Browning shocked by Nokia new IT distribution strategy


20:20 Mobile managing director baffled as Nokia relationship ends after 20 years

“We’re shocked by the decision and think it’s a mistake.” So said 20:20 Mobile UK MD James Browning about Nokia’s decision to end its 20-year relationship.

Nokia this month sensationally axed both 20:20 Mobile and Data Select (10 years) and moved its entire distribution to Micro-P and Ingram Micro.

Nokia told the distributor it wanted more “focus” and more “belief” in its brand.

Browning (pictured left) said 20:20 Mobile could fulfil this requirement, but would not risk jeopardising sales from its other manufacturer partners, such as BlackBerry manufacturer RIM, which remains key in B2B.

Speaking exclusively to Mobile News, Browning said the split was “amicable” but he remained “shocked” by Nokia’s decision.

“Conor Pierce (Nokia UK MD, pictured right) told us of their decision in Crewe, shortly before the official announcement on September 15. He told me they wanted more ‘belief’ and ‘focus’ from its
distributors. We can offer this, but not at the expense of other relationships.”

“I don’t criticise Ingram or Micro-P, but Nokia is taking a risk on partnering with distributors who have a customer base almost exclusively of IT companies, when we have more than 600 customers focussed on mobile.”

New relationships
He also argued that its 20 years of experience working with Nokia will now need to be reinvented with the two new distributors, which could ultimately be dangerous for the manufacturer,
during a period where it has struggled in the current market.

Browning said: “The strategic shift they have made away from the mobile phone distributors to the IT distributors has left us scratching our heads. You would have thought when a business is facing tough challenges in turbulent times it would want to work even closer with its partners.

“I know Ingram and Micro-P relatively well and I cannot think of anything those businesses can do or offer that we cannot. I can write a long list of things we do that they are unable to do.

“They are coming from a position of massive weakness in the market. And it’s taking an operating system with two per cent share via distributors that have around five per cent share – it’s a risky strategy.

“Everyone wants a smartphone and Nokia’s share is dreadful. It’s not long before their traditional handset business gets cannibalised by smartphones. Windows is their path into smartphones. Micro-P and Ingram are Microsoft resellers and this played a part in the decision.”

Browning continued: “If Microsoft are pulling the shots, that’s dangerous because they don’t understand the mobile phone business; they understand the computing business. We know that convergence isn’t necessarily working at this moment in time.

“We have 600 dealers, they have to go and sign those guys up and that’s going to take time and effort. Before they can sell anything, they have to agree contractual terms and conditions and credit reference these customers, and go from there. It’s a very fundamental basic that needs to be sorted, which I guess is why Nokia have been keen to leave us open until December.”

Browning estimated 20:20 Mobile makes up 40 per cent of Nokia’s current market share.
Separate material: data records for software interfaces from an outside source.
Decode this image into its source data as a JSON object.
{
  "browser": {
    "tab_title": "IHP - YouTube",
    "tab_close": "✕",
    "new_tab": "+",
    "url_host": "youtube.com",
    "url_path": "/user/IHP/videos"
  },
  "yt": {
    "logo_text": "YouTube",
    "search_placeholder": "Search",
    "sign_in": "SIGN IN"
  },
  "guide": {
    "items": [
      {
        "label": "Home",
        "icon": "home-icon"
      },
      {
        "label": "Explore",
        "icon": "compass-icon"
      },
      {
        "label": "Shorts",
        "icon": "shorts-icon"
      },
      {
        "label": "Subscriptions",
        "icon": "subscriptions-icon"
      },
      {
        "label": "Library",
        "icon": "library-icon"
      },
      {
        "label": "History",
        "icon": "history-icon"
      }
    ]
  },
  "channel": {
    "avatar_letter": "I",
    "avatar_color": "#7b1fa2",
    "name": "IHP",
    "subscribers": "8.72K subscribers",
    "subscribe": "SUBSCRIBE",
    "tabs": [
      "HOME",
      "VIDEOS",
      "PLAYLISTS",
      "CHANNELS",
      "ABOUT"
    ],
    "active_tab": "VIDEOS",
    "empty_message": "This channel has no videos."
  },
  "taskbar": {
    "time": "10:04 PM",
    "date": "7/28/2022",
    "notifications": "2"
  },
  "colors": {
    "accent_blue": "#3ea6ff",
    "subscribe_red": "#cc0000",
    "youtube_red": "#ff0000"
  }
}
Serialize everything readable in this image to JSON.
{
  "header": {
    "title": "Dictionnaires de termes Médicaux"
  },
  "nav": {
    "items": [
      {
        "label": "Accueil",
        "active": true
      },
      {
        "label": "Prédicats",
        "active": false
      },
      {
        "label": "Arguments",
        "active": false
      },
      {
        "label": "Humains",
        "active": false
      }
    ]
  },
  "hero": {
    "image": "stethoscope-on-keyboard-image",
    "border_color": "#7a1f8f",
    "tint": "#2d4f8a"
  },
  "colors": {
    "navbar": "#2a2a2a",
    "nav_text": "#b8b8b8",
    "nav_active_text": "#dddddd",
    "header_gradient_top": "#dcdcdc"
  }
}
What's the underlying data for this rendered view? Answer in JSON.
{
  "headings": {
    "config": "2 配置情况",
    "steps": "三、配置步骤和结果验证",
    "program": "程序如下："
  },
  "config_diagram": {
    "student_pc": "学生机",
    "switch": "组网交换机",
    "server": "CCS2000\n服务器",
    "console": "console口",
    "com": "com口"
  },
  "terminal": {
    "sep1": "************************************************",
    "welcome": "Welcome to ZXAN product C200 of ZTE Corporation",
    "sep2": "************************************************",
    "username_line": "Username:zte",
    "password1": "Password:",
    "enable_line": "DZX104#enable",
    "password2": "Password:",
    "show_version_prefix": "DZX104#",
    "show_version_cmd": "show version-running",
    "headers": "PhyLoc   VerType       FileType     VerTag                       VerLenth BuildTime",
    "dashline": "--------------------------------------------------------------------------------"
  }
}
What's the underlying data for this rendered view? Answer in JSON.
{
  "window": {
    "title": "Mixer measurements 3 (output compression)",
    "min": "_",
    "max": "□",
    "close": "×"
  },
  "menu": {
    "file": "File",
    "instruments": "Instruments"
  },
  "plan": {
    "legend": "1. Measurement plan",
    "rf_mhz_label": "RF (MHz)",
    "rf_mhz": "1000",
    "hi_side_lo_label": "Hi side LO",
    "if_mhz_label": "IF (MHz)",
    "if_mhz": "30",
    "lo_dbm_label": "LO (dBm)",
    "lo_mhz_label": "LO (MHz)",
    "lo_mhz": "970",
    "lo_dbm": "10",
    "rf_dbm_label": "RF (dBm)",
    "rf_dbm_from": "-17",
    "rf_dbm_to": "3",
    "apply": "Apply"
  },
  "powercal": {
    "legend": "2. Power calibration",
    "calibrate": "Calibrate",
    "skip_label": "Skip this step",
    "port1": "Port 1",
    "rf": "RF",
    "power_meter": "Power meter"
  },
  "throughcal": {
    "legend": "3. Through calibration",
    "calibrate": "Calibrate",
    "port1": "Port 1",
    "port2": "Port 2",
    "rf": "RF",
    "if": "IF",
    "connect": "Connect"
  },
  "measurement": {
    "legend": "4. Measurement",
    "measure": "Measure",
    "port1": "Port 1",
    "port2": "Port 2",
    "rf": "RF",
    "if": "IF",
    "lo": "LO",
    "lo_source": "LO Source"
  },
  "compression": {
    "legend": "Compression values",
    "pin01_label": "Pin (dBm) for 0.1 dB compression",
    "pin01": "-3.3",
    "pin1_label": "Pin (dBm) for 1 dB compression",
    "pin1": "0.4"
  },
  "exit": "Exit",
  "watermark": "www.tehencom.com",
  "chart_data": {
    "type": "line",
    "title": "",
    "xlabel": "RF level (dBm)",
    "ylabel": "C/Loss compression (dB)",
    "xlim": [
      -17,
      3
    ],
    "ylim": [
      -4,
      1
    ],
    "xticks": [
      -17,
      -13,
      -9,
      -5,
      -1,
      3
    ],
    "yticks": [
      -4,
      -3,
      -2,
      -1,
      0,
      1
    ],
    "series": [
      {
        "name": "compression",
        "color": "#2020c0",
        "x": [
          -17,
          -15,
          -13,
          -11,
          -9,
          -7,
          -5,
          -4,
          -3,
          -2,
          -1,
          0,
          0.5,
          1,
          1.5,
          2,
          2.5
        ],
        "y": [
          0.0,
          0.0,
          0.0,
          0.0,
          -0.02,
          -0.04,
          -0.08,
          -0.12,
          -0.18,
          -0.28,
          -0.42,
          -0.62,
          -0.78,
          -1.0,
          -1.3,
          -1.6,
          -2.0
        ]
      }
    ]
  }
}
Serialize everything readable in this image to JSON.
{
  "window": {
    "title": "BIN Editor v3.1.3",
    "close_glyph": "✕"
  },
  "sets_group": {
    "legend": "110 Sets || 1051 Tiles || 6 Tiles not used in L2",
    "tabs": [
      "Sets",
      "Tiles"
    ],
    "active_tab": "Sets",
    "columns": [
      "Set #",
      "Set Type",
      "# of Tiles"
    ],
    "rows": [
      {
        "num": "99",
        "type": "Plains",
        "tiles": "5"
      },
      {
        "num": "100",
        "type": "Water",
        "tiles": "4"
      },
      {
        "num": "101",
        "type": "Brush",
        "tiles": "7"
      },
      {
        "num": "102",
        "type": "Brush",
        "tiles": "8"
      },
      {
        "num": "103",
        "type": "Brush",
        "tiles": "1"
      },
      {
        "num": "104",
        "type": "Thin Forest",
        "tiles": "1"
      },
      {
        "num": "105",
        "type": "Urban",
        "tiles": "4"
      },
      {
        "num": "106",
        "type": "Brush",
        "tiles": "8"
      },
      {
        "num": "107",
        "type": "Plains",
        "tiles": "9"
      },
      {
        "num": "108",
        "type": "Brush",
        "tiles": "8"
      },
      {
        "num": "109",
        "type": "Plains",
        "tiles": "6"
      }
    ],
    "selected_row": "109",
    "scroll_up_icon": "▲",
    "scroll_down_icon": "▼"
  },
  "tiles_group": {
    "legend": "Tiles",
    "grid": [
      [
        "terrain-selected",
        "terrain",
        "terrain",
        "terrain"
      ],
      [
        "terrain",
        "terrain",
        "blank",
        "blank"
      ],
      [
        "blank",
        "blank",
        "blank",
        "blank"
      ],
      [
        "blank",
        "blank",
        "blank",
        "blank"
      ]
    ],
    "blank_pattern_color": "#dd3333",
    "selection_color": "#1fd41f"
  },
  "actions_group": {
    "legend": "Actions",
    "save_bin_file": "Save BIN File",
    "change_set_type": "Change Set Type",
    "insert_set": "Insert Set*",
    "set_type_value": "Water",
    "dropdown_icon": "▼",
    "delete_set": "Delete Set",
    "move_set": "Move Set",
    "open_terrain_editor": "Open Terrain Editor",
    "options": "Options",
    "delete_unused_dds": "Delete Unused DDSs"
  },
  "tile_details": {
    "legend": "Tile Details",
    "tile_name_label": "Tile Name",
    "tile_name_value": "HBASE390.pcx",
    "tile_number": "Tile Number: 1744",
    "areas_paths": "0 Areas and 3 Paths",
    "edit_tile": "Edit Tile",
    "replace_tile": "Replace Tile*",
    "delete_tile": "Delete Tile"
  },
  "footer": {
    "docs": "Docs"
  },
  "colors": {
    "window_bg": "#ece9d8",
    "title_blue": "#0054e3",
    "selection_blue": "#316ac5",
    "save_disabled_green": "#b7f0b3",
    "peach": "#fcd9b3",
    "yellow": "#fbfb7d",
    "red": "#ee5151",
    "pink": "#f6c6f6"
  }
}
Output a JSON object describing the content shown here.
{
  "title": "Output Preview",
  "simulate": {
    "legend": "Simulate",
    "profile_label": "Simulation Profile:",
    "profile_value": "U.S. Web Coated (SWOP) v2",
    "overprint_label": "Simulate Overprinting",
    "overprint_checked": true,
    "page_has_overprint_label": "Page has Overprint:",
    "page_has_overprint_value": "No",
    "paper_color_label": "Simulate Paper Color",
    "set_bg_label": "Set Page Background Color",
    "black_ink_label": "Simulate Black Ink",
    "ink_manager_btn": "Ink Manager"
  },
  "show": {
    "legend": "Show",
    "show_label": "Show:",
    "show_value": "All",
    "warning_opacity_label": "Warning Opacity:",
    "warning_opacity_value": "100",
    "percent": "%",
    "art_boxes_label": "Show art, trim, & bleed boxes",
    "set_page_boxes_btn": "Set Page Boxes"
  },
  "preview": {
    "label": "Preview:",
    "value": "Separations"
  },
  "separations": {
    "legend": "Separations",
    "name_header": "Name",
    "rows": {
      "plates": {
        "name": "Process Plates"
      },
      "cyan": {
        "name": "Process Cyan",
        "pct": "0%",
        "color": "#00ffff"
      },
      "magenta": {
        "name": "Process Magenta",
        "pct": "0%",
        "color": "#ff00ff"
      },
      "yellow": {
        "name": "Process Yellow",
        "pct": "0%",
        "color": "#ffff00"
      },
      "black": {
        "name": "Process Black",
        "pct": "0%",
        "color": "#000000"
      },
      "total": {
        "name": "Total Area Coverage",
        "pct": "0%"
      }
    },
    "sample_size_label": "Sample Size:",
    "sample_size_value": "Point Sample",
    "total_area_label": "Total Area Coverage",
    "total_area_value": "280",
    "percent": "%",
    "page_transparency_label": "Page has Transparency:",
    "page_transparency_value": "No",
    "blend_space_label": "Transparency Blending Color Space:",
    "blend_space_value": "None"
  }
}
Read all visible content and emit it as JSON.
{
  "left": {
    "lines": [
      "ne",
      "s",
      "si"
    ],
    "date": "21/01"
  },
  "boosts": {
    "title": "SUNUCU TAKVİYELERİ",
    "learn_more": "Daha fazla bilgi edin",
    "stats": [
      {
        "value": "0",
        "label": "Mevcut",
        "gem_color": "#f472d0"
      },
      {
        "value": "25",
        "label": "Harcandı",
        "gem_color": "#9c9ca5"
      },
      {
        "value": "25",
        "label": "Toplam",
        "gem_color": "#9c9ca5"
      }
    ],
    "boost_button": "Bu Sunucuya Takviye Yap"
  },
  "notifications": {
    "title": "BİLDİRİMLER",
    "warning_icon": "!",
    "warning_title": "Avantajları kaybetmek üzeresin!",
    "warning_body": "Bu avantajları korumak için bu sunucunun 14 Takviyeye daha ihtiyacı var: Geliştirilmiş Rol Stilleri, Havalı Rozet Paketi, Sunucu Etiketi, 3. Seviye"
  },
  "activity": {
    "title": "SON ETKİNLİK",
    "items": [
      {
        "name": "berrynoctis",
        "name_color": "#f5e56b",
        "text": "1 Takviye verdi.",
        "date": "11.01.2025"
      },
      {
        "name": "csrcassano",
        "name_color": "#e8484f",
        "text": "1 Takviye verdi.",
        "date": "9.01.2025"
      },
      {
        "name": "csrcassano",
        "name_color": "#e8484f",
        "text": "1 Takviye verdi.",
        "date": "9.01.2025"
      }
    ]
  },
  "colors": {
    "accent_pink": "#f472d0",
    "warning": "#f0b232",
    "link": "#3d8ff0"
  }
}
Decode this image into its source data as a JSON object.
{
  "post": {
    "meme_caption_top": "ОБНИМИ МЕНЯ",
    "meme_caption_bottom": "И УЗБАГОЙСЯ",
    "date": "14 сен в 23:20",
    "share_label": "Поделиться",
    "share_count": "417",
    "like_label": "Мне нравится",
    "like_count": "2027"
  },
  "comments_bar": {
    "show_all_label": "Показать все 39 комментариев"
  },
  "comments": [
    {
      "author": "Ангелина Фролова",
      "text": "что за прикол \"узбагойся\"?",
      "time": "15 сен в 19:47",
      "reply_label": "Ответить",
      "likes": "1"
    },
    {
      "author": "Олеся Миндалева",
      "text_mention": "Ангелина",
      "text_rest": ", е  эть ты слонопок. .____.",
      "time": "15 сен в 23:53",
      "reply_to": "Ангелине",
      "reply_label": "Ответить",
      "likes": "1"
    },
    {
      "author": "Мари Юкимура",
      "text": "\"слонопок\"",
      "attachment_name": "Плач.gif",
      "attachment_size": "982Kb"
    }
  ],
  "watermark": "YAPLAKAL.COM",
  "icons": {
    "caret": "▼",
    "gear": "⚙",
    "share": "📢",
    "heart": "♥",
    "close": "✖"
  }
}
But sources close to the distributor have claimed previously the business share from Nokia sales at 20:20 Mobile has dropped from around 75 per cent to about 25 per cent in recent years.

There have also been suggestions 20:20 Mobile has struggled to meet targets and is sitting on large amounts of Nokia stock due to a lack of customer demand.

Browning refused to discuss these figures, but insists there will be no financial impact on the business by focussing more on its existing manufacturer partners. These include Huawei, Sony Ericsson, LG and RIM – some of which have already expressed a desire to work more closely with the distributor.

Browning said: “It’s been an amicable split and we wish them no harm. But we have to accept that, even on the Windows 7 platform, we will now be selling against them. We have agreements with other Windows 7 vendors. In just the same way we are in competition with a Brightstar or a Data Select.”

“There is great opportunity for 20:20 as a result of this. We have had all the other suppliers on the phone, asking how they can take that Nokia business.”